in the entering arc is changed. These arcs comprise a cycle
of basic arcs and the entering arc. The identity of the basic
cycle arcs and the direction of flow changes are shown in
the Delta column of the display. We notice in this case that
the cycle is {3, -8, 7, -2}. We list the entering arc as the
first member of the cycle. Its sign is positive because flow
is increasing on the arc.

The arc to leave the basis is the one whose flow goes to
either 0 or its upper bound with the smallest change in the
flow on the entering arc. This information is shown in the
Ratio column of the display. We see the ratios for arcs {3,
-8, 7, -2} are {3, 1, 2, 3} respectively. The ratio for the
entering arc is shown at the top of the sheet. The smallest
ratio occurs for arc 8, so that arc will leave the basis.
Since arc the flow in arc 8 is decreasing, it leaves the basis
with its flow going to zero.

The dialog for selecting the arc to leave the basis opens
with no selection or hint. Clicking on the hint box causes
the relevant rule to be displayed and colors the candidates
to leave the basis. The rule for selecting the leaving arc
is less flexible than that for selecting the entering arc.
The arc to leave must be the one with the smallest ratio.
The only case when there is more than one candidate is when
there is more than one arc that has the smallest ratio. In
that case the choice is arbitrary. On the next iteration,
however, the flow on all the candidates will go to a bound.
This situation is called a degenerate solution.

Node
Display (2, 4, 7, 8)

This figure shows the node display just before the basis
change. The row for the leaving variable is highlighted. The
pivot button is provided to make the change in basis. Clicking
on the pivot completes the iteration. Attention returns to
the arc display for the next iteration.

Arc Display
(2, 3, 4, 7)

This display shows the new basis. The flow, reduced cost,
status and NB flow columns are updated to reflect the change.

Selecting
an Arc to Enter the Basis

Now we see that arcs 5 and 6 are candidates. We choose arc
5. When a nonbasic arc is at its upper bound, it enters the
basis by having its flow decrease. This is important for the
determination of the leaving arc.

Selecting
an Arc to Leave the Basis

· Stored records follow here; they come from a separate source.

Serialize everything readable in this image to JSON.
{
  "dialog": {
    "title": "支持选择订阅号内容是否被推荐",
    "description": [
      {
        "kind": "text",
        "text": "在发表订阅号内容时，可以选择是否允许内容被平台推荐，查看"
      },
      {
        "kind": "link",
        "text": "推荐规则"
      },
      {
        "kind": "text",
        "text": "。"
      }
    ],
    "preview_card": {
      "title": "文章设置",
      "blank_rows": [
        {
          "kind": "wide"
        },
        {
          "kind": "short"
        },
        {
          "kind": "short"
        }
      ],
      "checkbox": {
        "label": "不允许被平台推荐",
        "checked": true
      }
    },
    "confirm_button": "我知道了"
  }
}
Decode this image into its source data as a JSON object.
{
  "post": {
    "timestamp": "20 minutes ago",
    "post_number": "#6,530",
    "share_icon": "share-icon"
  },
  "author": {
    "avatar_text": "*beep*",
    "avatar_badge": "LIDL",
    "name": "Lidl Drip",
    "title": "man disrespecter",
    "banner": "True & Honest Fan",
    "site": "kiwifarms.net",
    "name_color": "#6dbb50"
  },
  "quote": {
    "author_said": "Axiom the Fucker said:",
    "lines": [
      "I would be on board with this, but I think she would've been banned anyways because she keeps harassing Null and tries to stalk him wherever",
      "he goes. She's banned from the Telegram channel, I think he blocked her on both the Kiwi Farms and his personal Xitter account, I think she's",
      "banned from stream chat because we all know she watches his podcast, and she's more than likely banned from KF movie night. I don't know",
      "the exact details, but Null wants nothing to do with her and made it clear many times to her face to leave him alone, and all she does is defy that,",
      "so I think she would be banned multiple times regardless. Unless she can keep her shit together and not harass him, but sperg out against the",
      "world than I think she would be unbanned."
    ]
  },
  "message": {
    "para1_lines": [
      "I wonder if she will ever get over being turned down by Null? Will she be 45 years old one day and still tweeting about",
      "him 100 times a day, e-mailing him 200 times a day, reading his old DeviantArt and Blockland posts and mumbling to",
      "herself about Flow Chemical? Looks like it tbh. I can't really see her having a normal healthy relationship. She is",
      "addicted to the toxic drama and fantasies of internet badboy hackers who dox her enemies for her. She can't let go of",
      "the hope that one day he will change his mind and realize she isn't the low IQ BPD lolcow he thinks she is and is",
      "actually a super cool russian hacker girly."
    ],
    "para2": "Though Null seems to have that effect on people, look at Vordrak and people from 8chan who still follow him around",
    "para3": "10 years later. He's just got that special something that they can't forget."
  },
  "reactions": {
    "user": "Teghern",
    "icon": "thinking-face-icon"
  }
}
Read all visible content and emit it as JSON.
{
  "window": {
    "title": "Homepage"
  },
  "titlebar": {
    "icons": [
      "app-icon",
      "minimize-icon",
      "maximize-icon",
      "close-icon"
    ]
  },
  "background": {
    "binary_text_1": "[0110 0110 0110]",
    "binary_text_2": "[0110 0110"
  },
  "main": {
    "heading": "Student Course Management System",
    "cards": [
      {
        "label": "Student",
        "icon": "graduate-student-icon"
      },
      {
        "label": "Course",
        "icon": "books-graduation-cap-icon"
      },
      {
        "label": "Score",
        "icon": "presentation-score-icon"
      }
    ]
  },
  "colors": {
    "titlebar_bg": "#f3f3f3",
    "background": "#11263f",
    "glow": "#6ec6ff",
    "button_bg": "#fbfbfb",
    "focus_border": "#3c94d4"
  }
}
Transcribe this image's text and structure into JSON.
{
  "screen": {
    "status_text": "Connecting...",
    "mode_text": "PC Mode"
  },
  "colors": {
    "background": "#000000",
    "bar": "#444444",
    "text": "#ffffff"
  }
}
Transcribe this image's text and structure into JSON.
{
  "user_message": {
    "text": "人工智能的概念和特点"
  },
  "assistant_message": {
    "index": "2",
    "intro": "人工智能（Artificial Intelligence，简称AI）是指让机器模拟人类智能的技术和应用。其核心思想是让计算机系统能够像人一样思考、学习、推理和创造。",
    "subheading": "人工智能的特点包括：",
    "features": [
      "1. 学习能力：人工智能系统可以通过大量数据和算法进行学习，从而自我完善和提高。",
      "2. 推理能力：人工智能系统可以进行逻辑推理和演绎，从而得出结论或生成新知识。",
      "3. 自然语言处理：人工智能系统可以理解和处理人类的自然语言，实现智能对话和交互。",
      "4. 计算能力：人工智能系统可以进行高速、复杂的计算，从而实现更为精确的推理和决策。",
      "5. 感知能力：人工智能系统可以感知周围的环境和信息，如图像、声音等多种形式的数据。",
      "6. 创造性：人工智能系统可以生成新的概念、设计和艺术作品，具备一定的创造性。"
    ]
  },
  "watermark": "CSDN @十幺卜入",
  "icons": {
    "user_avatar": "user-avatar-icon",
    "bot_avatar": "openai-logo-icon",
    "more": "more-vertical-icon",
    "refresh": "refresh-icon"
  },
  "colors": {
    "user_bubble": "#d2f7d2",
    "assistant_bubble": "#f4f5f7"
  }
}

In this case, we find the cycle of arcs as {-5, -3, 4}. Since
arc 3 has the smallest ratio, it is the one to leave the basis.

We should note that if arc 5 had smallest ratio, it would
have been the one to leave. It is possible to have an arc
enter and leave in the same iteration. In this case the selection
of basic arcs will not change, but the arc selected to enter
the basis will move to the opposite nonbasic state. The arc
flows also change.

Node
Display (2, 3, 4, 7)

The node display shown is just before the change of basis.
Clicking on the pivot button changes the basis, and we go
again to the arc display.

Arc Display
(2, 4, 5, 7)

The new basis is not optimum, because arc 6 violates the
optimality condition.

Node
Display (2, 4, 5, 7)

After selecting arc 6 to enter the basis, we see the node
display just before the pivot. We notice that there is a tie
for the smallest ratio. Both arcs 4 and 7 are candidates to
leave. Either can be chosen. From the ratios we know that
both arcs 4 and 7 have flow increasing. Both will be at their
upper bounds in the next iteration. Arc 4 will be degenerate
in the next iteration.